:: ABOUT THIS EXERCISE ::
Return the data that follows, keeping every word and mark unchanged.

(DATA UNDER STUDY Opens)

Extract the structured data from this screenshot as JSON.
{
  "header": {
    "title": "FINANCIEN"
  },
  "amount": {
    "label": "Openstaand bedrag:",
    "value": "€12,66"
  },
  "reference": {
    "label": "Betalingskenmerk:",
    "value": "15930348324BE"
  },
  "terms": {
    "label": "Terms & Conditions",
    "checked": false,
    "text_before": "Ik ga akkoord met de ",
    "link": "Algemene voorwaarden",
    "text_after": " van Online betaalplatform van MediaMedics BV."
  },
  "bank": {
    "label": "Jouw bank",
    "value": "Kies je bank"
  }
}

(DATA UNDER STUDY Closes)

:: RESULT ::
Extract the structured data from this screenshot as JSON.
{
  "header": {
    "title": "FINANCIEN"
  },
  "amount": {
    "label": "Openstaand bedrag:",
    "value": "€12,66"
  },
  "reference": {
    "label": "Betalingskenmerk:",
    "value": "15930348324BE"
  },
  "terms": {
    "label": "Terms & Conditions",
    "checked": false,
    "text_before": "Ik ga akkoord met de ",
    "link": "Algemene voorwaarden",
    "text_after": " van Online betaalplatform van MediaMedics BV."
  },
  "bank": {
    "label": "Jouw bank",
    "value": "Kies je bank"
  }
}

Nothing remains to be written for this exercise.